Please reproduce all entries word for word and omit their pictures.

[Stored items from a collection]
---

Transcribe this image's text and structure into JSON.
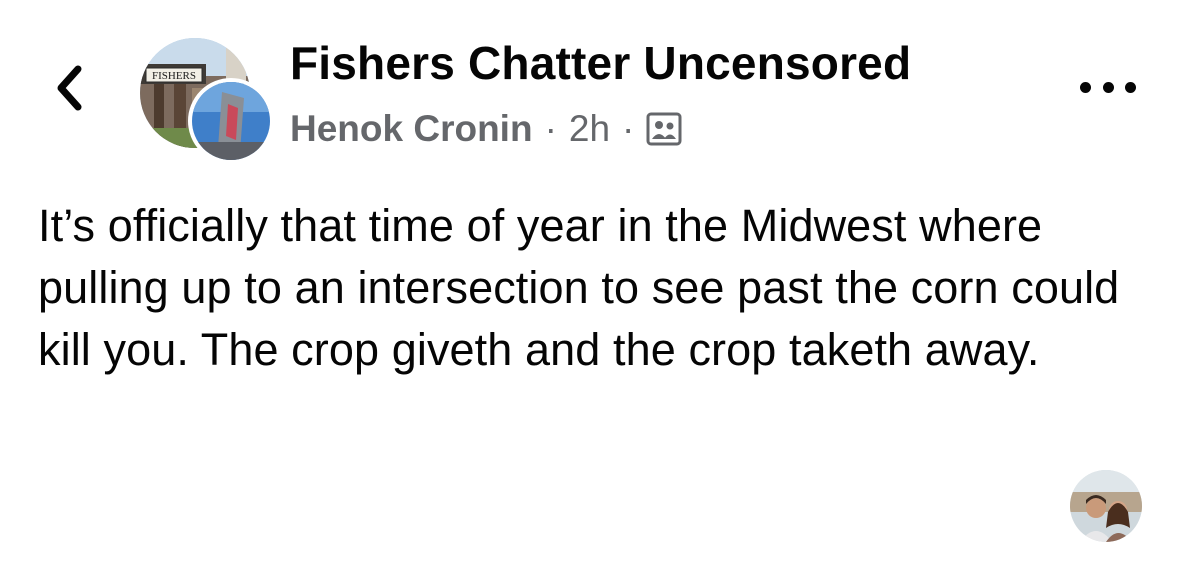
{
  "header": {
    "back_icon": "chevron-left-icon",
    "group_avatar_sign_text": "FISHERS",
    "group_name": "Fishers Chatter Uncensored",
    "author": "Henok Cronin",
    "separator": "·",
    "time": "2h",
    "audience_icon": "group-members-icon",
    "more_icon": "more-options-icon"
  },
  "post": {
    "text": "It’s officially that time of year in the Midwest where pulling up to an intersection to see past the corn could kill you. The crop giveth and the crop taketh away."
  },
  "footer": {
    "reactor_avatar_icon": "user-avatar"
  }
}
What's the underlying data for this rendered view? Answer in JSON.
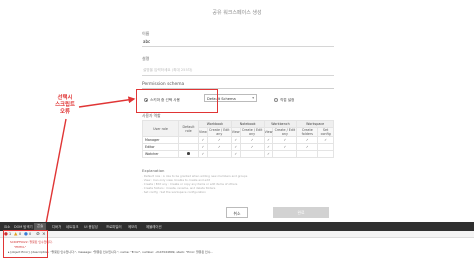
{
  "dialog": {
    "title": "공유 워크스페이스 생성",
    "name_label": "이름",
    "name_value": "abc",
    "desc_label": "설명",
    "desc_placeholder": "설명을 입력하세요 (최대 255자)",
    "permission_schema_label": "Permission schema",
    "schema_option_label": "스키마 중 선택 사용",
    "schema_select_value": "Default Schema",
    "custom_option_label": "직접 설정",
    "table_section_label": "사용자 역할",
    "cancel_label": "취소",
    "ok_label": "완료"
  },
  "perm_table": {
    "role_header": "User role",
    "default_header": "Default role",
    "groups": [
      "Workbook",
      "Notebook",
      "Workbench",
      "Workspace"
    ],
    "subheaders": [
      "View",
      "Create / Edit any",
      "View",
      "Create / Edit any",
      "View",
      "Create / Edit any",
      "Create folders",
      "Set config"
    ],
    "rows": [
      {
        "role": "Manager",
        "cells": [
          "",
          "✓",
          "✓",
          "✓",
          "✓",
          "✓",
          "✓",
          "✓",
          "✓"
        ]
      },
      {
        "role": "Editor",
        "cells": [
          "",
          "✓",
          "✓",
          "✓",
          "✓",
          "✓",
          "✓",
          "✓",
          ""
        ]
      },
      {
        "role": "Watcher",
        "cells": [
          "●",
          "✓",
          "",
          "✓",
          "",
          "✓",
          "",
          "",
          ""
        ]
      }
    ]
  },
  "explanation": {
    "title": "Explanation",
    "lines": [
      "· Default role : A role to be granted when adding new members and groups",
      "· View : Can only view. Unable to create and edit",
      "· Create / Edit any : Create or copy any items or edit items of others",
      "· Create folders : Create, rename, and delete folders",
      "· Set config : Set the workspace configuration"
    ]
  },
  "annotation": {
    "lines": [
      "선택시",
      "스크립트",
      "오류"
    ]
  },
  "devtools": {
    "tabs": [
      "요소",
      "DOM 탐색기",
      "콘솔",
      "디버거",
      "네트워크",
      "UI 응답성",
      "프로파일러",
      "메모리",
      "에뮬레이션"
    ],
    "active_tab_index": 2,
    "error_count": "1",
    "warning_count": "0",
    "info_count": "0",
    "console_line1": "SCRIPT5022: 잘못된 인수입니다.",
    "console_line2": "\"EMTCL\"",
    "console_line3": "▸ [object Error] {description: \"잘못된 인수입니다.\", message: \"잘못된 인수입니다.\", name: \"Error\", number: -2147024809, stack: \"Error: 잘못된 인수..."
  },
  "colors": {
    "annotation_red": "#e03535",
    "devtools_bg": "#2f2f2f",
    "error_red": "#d03030"
  }
}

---

**OUTPUT FOR THIS EXERCISE:**
Transcribe this image's text and structure into JSON.
{
  "header": {
    "back_icon": "chevron-left-icon",
    "group_avatar_sign_text": "FISHERS",
    "group_name": "Fishers Chatter Uncensored",
    "author": "Henok Cronin",
    "separator": "·",
    "time": "2h",
    "audience_icon": "group-members-icon",
    "more_icon": "more-options-icon"
  },
  "post": {
    "text": "It’s officially that time of year in the Midwest where pulling up to an intersection to see past the corn could kill you. The crop giveth and the crop taketh away."
  },
  "footer": {
    "reactor_avatar_icon": "user-avatar"
  }
}
What's the underlying data for this rendered view? Answer in JSON.
{
  "dialog": {
    "title": "공유 워크스페이스 생성",
    "name_label": "이름",
    "name_value": "abc",
    "desc_label": "설명",
    "desc_placeholder": "설명을 입력하세요 (최대 255자)",
    "permission_schema_label": "Permission schema",
    "schema_option_label": "스키마 중 선택 사용",
    "schema_select_value": "Default Schema",
    "custom_option_label": "직접 설정",
    "table_section_label": "사용자 역할",
    "cancel_label": "취소",
    "ok_label": "완료"
  },
  "perm_table": {
    "role_header": "User role",
    "default_header": "Default role",
    "groups": [
      "Workbook",
      "Notebook",
      "Workbench",
      "Workspace"
    ],
    "subheaders": [
      "View",
      "Create / Edit any",
      "View",
      "Create / Edit any",
      "View",
      "Create / Edit any",
      "Create folders",
      "Set config"
    ],
    "rows": [
      {
        "role": "Manager",
        "cells": [
          "",
          "✓",
          "✓",
          "✓",
          "✓",
          "✓",
          "✓",
          "✓",
          "✓"
        ]
      },
      {
        "role": "Editor",
        "cells": [
          "",
          "✓",
          "✓",
          "✓",
          "✓",
          "✓",
          "✓",
          "✓",
          ""
        ]
      },
      {
        "role": "Watcher",
        "cells": [
          "●",
          "✓",
          "",
          "✓",
          "",
          "✓",
          "",
          "",
          ""
        ]
      }
    ]
  },
  "explanation": {
    "title": "Explanation",
    "lines": [
      "· Default role : A role to be granted when adding new members and groups",
      "· View : Can only view. Unable to create and edit",
      "· Create / Edit any : Create or copy any items or edit items of others",
      "· Create folders : Create, rename, and delete folders",
      "· Set config : Set the workspace configuration"
    ]
  },
  "annotation": {
    "lines": [
      "선택시",
      "스크립트",
      "오류"
    ]
  },
  "devtools": {
    "tabs": [
      "요소",
      "DOM 탐색기",
      "콘솔",
      "디버거",
      "네트워크",
      "UI 응답성",
      "프로파일러",
      "메모리",
      "에뮬레이션"
    ],
    "active_tab_index": 2,
    "error_count": "1",
    "warning_count": "0",
    "info_count": "0",
    "console_line1": "SCRIPT5022: 잘못된 인수입니다.",
    "console_line2": "\"EMTCL\"",
    "console_line3": "▸ [object Error] {description: \"잘못된 인수입니다.\", message: \"잘못된 인수입니다.\", name: \"Error\", number: -2147024809, stack: \"Error: 잘못된 인수..."
  },
  "colors": {
    "annotation_red": "#e03535",
    "devtools_bg": "#2f2f2f",
    "error_red": "#d03030"
  }
}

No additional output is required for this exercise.